Monday 21 August 2017

The trials of half writing

One of the problems of putting a book together is getting the order right and then finding that getting all the physical bits for this is a problem in the short term. As this is my third crack at this I've got used to suddenly shuffling about and moving to another section in order not to waste time. This is dangerous as it's at this point that mistakes are likely with photo numbers and the like.
This has just happened while I was researching coaches. As usual the more you know the more there is to know, and being one of those people who is happy to accept that I know nothing in the first place I keep looking. I was happy to use the buffers that I had on the next section, but a read of various tracts and forum posts made me uneasy and desirous to improve the situation. Then the question: Do I mail order the bits from Dart Castings, or wait until I probably go to Scaleforum a month away? The second question is, if the latter, what do I move onto in the mean time? And is this dangerous? It might be time for a bit of pagoda work...


  1. I feel your pain. In fact, I feel MY pain, as I've just been in hospital for a kidney stone operation.
    But back in the real world, I can sympathise with the desire to maintain continuity, balanced against the need to make progress. I'm currently half way through the sequel to BotT and have a similar problem? puzzle? challenge?
    The bulk of the book is set in the spring of one year but there is a parallel story involving Wolfgang (remember?)that begins in the spring of the previous year. I've got to find a way to bring these two events together, logically and chronologically. I know it will work, eventually, but I mustn't worry too much about it now or it will do my nut in.

  2. Off topic I know. But a first glance at the picture and I thought you'd produced cracking a new station building for the AoC.

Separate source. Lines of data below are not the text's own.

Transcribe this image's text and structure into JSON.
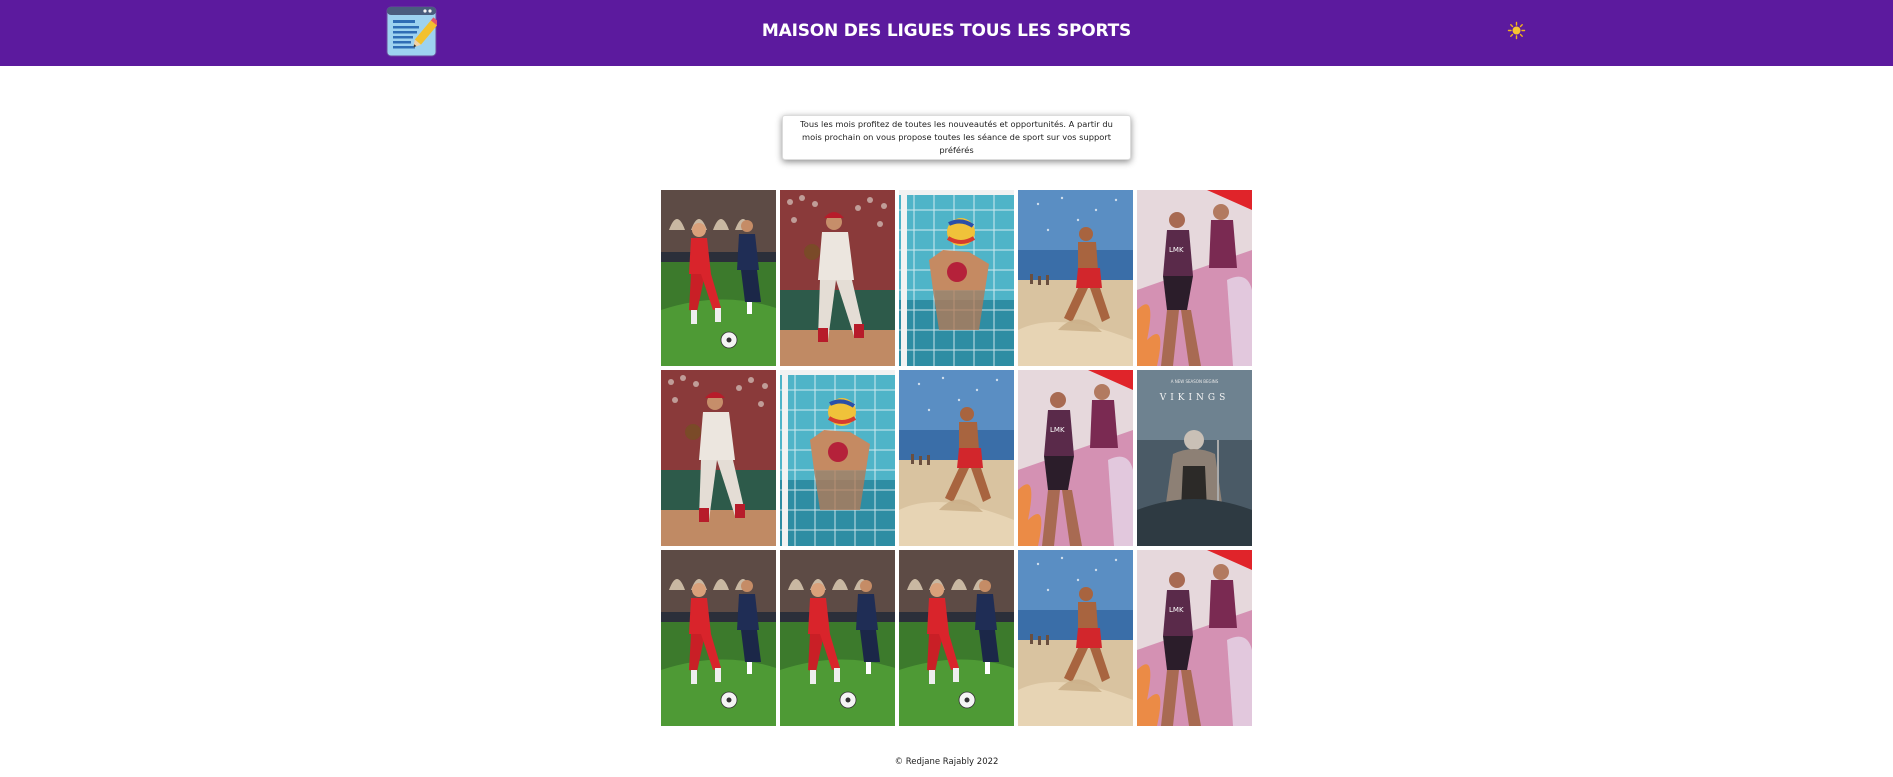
{
  "header": {
    "title": "MAISON DES LIGUES TOUS LES SPORTS",
    "logo_icon": "notepad-pencil-icon",
    "theme_toggle_icon": "sun-icon",
    "background_color": "#5c1a9e"
  },
  "promo": {
    "text": "Tous les mois profitez de toutes les nouveautés et opportunités. A partir du mois prochain on vous propose toutes les séance de sport sur vos support préférés"
  },
  "gallery": {
    "tiles": [
      {
        "subject": "football"
      },
      {
        "subject": "baseball"
      },
      {
        "subject": "water-polo"
      },
      {
        "subject": "beach-runner"
      },
      {
        "subject": "track-runners"
      },
      {
        "subject": "baseball"
      },
      {
        "subject": "water-polo"
      },
      {
        "subject": "beach-runner"
      },
      {
        "subject": "track-runners"
      },
      {
        "subject": "vikings",
        "poster_top_text": "A NEW SEASON BEGINS",
        "poster_title": "VIKINGS"
      },
      {
        "subject": "football"
      },
      {
        "subject": "football"
      },
      {
        "subject": "football"
      },
      {
        "subject": "beach-runner"
      },
      {
        "subject": "track-runners"
      }
    ]
  },
  "footer": {
    "text": "© Redjane Rajably 2022"
  }
}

    1. In theory it would be a good idea as it's quite close to the original kit building recommended. However... I'm not that cracking more's the pity.